Segment Start: Data in this exercise

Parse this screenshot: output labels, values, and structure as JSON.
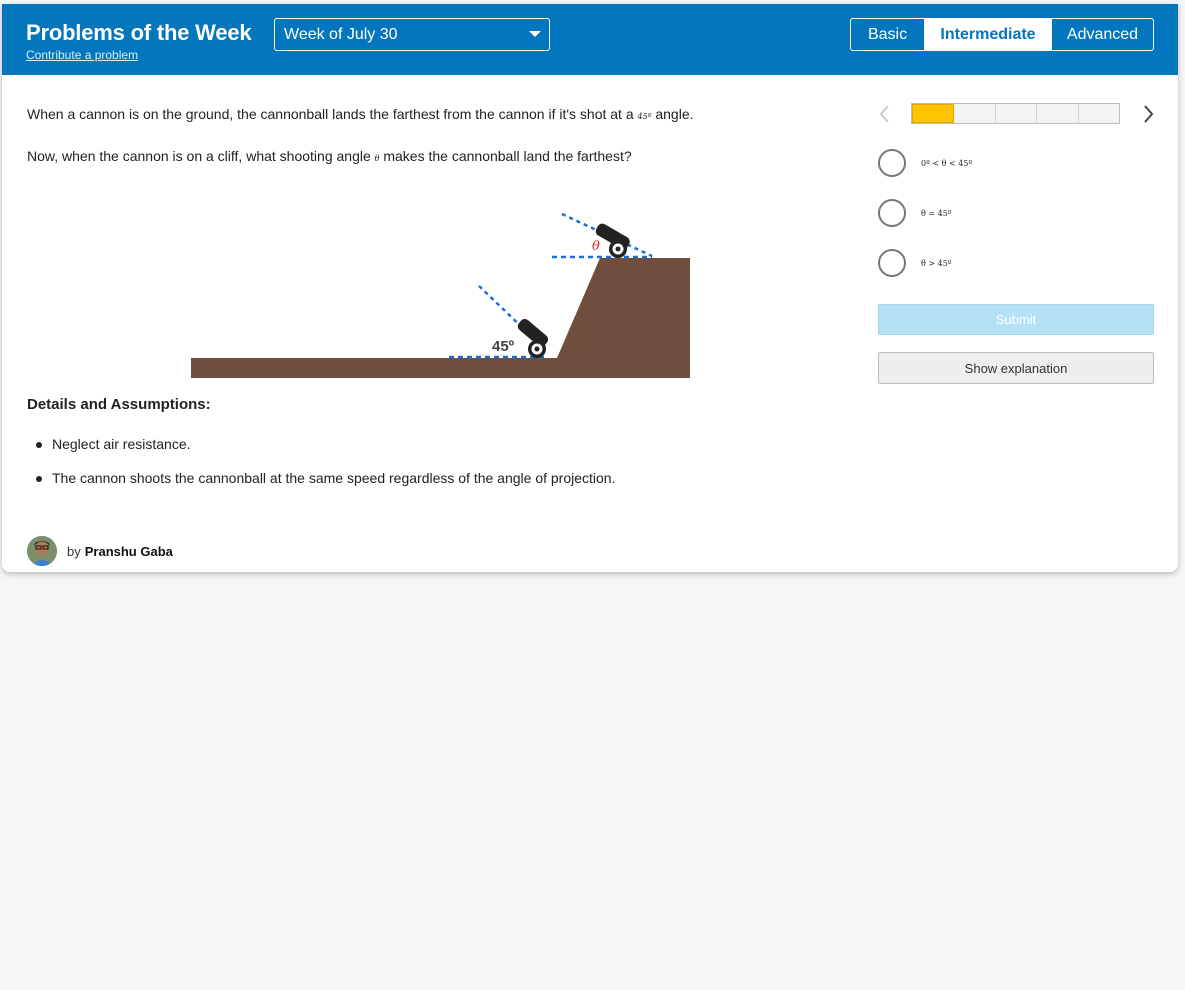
{
  "header": {
    "title": "Problems of the Week",
    "contribute_link": "Contribute a problem",
    "week_select": {
      "selected": "Week of July 30"
    },
    "levels": [
      {
        "label": "Basic",
        "active": false
      },
      {
        "label": "Intermediate",
        "active": true
      },
      {
        "label": "Advanced",
        "active": false
      }
    ],
    "colors": {
      "header_bg": "#0376be",
      "progress_fill": "#ffc400",
      "submit_disabled": "#b5e1f8",
      "cliff": "#6f4e3d",
      "guide_lines": "#1a6fd4",
      "theta_label": "#e02020"
    }
  },
  "problem": {
    "line1_before": "When a cannon is on the ground, the cannonball lands the farthest from the cannon if it's shot at a",
    "line1_math": "45º",
    "line1_after": "angle.",
    "line2_before": "Now, when the cannon is on a cliff, what shooting angle",
    "line2_math": "θ",
    "line2_after": "makes the cannonball land the farthest?",
    "figure": {
      "ground_angle_label": "45º",
      "cliff_angle_label": "θ"
    },
    "details_title": "Details and Assumptions:",
    "assumptions": [
      "Neglect air resistance.",
      "The cannon shoots the cannonball at the same speed regardless of the angle of projection."
    ],
    "author": {
      "by": "by",
      "name": "Pranshu Gaba"
    }
  },
  "sidebar": {
    "progress": {
      "total": 5,
      "completed": 1
    },
    "choices": [
      {
        "label": "0º < θ < 45º"
      },
      {
        "label": "θ = 45º"
      },
      {
        "label": "θ > 45º"
      }
    ],
    "submit_label": "Submit",
    "explanation_label": "Show explanation"
  }
}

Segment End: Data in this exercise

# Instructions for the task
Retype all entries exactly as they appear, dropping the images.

# Your solution
Parse this screenshot: output labels, values, and structure as JSON.
{
  "header": {
    "title": "Problems of the Week",
    "contribute_link": "Contribute a problem",
    "week_select": {
      "selected": "Week of July 30"
    },
    "levels": [
      {
        "label": "Basic",
        "active": false
      },
      {
        "label": "Intermediate",
        "active": true
      },
      {
        "label": "Advanced",
        "active": false
      }
    ],
    "colors": {
      "header_bg": "#0376be",
      "progress_fill": "#ffc400",
      "submit_disabled": "#b5e1f8",
      "cliff": "#6f4e3d",
      "guide_lines": "#1a6fd4",
      "theta_label": "#e02020"
    }
  },
  "problem": {
    "line1_before": "When a cannon is on the ground, the cannonball lands the farthest from the cannon if it's shot at a",
    "line1_math": "45º",
    "line1_after": "angle.",
    "line2_before": "Now, when the cannon is on a cliff, what shooting angle",
    "line2_math": "θ",
    "line2_after": "makes the cannonball land the farthest?",
    "figure": {
      "ground_angle_label": "45º",
      "cliff_angle_label": "θ"
    },
    "details_title": "Details and Assumptions:",
    "assumptions": [
      "Neglect air resistance.",
      "The cannon shoots the cannonball at the same speed regardless of the angle of projection."
    ],
    "author": {
      "by": "by",
      "name": "Pranshu Gaba"
    }
  },
  "sidebar": {
    "progress": {
      "total": 5,
      "completed": 1
    },
    "choices": [
      {
        "label": "0º < θ < 45º"
      },
      {
        "label": "θ = 45º"
      },
      {
        "label": "θ > 45º"
      }
    ],
    "submit_label": "Submit",
    "explanation_label": "Show explanation"
  }
}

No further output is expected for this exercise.